CAR-T Primer The hottest cancer therapy in the pipeline — chimeric antigen receptor therapy (CAR-T) — continued to mature in 2016 with its first FDA approval for blood cancer patients set to arrive this year. What’s next in the world of CAR-T? A whole lot: Additional cancer and autoimmune disease indications in preclinical development. Added safety features. More affordable “off … Read More

Next-Generation CAR-T

Emily BurkeBiologics, Business of Biotech, Cancer, Clinical Trials, Drug Development, Drug Targets, Genomics, Mechanism of Action, Monoclonal Antibodies, The WEEKLY

The Race Is On Our last WEEKLY—Hacking the Immune Response—unveiled the science behind CAR-T and TCR, two immunotherapies under the microscope of the mainstream press. The well-deserved media attention highlights the ability of these “living drugs” to recognize and obliterate cancers.

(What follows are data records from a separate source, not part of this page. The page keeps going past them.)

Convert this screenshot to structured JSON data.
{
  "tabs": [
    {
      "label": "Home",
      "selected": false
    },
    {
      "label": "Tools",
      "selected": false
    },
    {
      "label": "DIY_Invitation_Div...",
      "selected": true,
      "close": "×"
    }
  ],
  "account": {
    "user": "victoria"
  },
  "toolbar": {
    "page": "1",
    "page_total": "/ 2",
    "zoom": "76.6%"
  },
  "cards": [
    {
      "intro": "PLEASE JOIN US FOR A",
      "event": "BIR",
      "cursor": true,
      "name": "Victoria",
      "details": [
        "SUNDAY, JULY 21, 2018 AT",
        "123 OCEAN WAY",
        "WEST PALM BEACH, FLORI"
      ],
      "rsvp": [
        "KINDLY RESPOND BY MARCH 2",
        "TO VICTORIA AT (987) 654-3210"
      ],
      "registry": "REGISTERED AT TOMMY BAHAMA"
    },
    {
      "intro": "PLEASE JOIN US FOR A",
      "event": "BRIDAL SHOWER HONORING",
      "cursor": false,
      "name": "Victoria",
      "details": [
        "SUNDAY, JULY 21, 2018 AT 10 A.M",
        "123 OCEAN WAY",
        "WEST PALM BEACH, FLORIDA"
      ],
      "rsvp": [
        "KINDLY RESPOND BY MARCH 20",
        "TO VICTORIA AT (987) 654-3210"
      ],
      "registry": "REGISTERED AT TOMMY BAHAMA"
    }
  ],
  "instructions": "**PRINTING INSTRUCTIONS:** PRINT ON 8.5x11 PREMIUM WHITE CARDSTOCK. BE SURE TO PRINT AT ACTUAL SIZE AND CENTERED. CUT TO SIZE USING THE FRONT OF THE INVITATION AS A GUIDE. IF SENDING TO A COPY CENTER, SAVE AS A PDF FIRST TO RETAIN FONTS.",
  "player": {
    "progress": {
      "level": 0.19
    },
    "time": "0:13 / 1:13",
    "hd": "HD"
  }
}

With all of the early phase clinical success, a few challenges have popped up: • Safety: CAR-T and TCR can … Read More

Two Monoclonal Antibodies Walk Into The Market

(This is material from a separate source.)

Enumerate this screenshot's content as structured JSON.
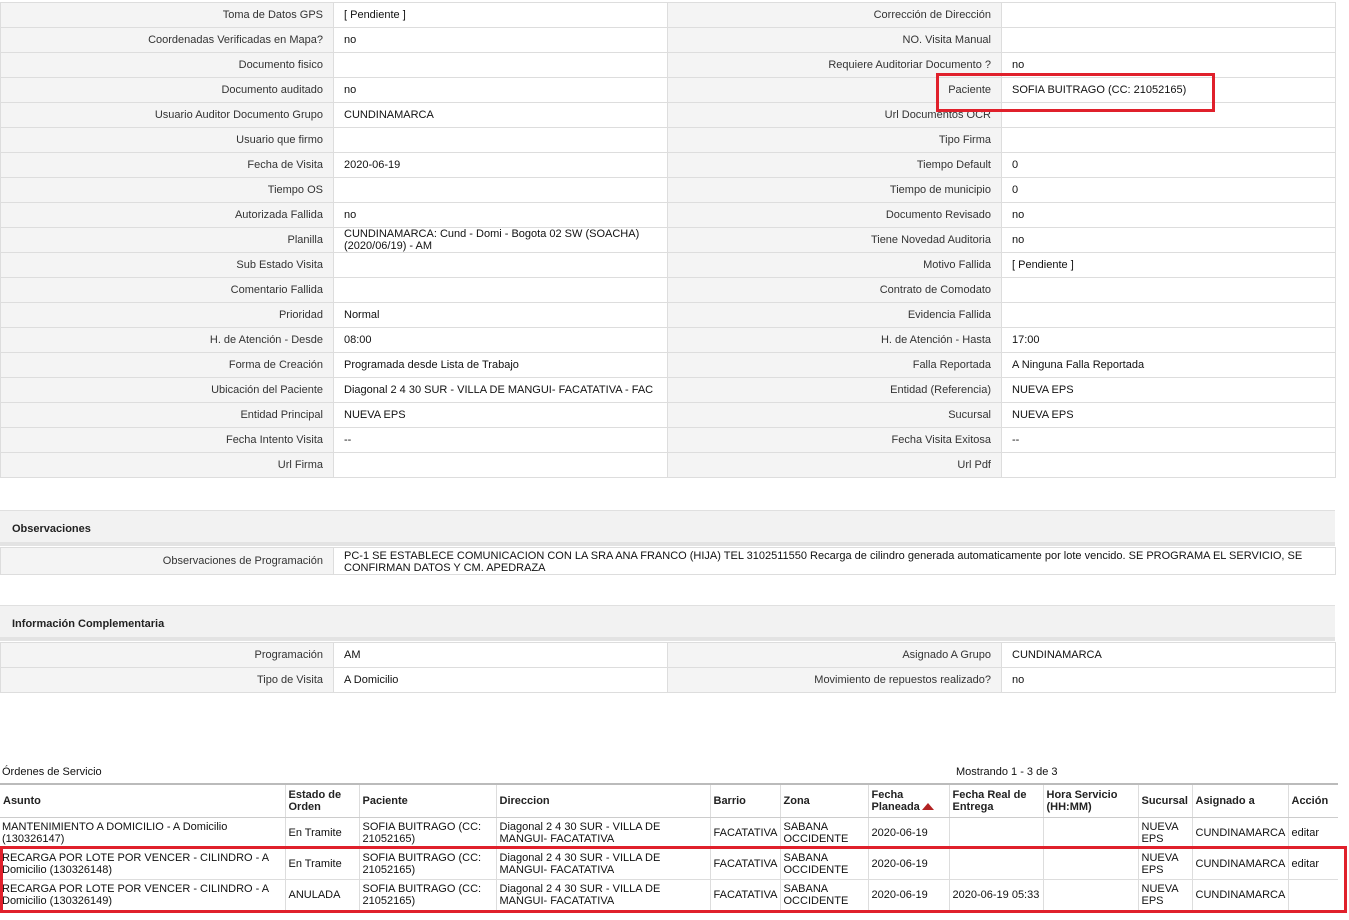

Emily BurkeBiologics, Clinical Trials, Drug Approvals, Drug Development, Drug Targets, Easily Confused, Mechanism of Action, Monoclonal Antibodies, Small Molecule Drugs, Term of the Week, The WEEKLY

Attacking Asthma & Pushing Out Psoriasis Two new monoclonal antibodies debuted on the market thanks to FDA approvals last month. Both treat chronic inflammatory conditions: Lilly’s (Indianapolis, IN) Taltz for psoriasis and Teva’s (Petah Tikva, Israel) drug Cinqair for severe asthma. Interestingly enough, having psoriasis is associated with an increased risk of developing asthma according to a study in the British Journal of Dermatology. While these two conditions … Read More

Et Tu, Immune System?

Emily BurkeBusiness of Biotech, Deoxyribonucleic Acid (DNA), Drug Development, Drug Targets, Easily Confused, The WEEKLY

Autoimmune Disorders: A Story Of Betrayal “Et tu, Brute?” The famous line spoken by Shakespeare’s Julius Caesar is synonymous with unexpected betrayal by a close friend. A once trusted member of the inner circle, Marcus Brutus joined the coup and turned on Caesar. The 23.5 million Americans suffering from autoimmune disorders also have a Brutus in their midst—their own immune … Read More

A Health Crisis In The Making

Emily BurkeBusiness of Biotech, Clinical Trials, Drug Development, Drug Targets, Easily Confused, FDA, Mechanism of Action, Small Molecule Drugs, The WEEKLY

The Race Against Nash A silent epidemic creeping upon the Western world pushed the headline grabbing acquisition of a Phase 1 non-alcoholic steatohepatitis (NASH) drug last week. Boehringer Ingelheim (Ingelheim, Germany) acquired Pharmaxis (Sydney, Autralia) due to the promise of PXS4728A. Several other companies also have NASH drugs in development, such as Intercept, Genfit, Gilead, Galmed, Conatus, Raptor, and Galectin Therapeutics. With no approved treatment on the market and liver transplant … Read More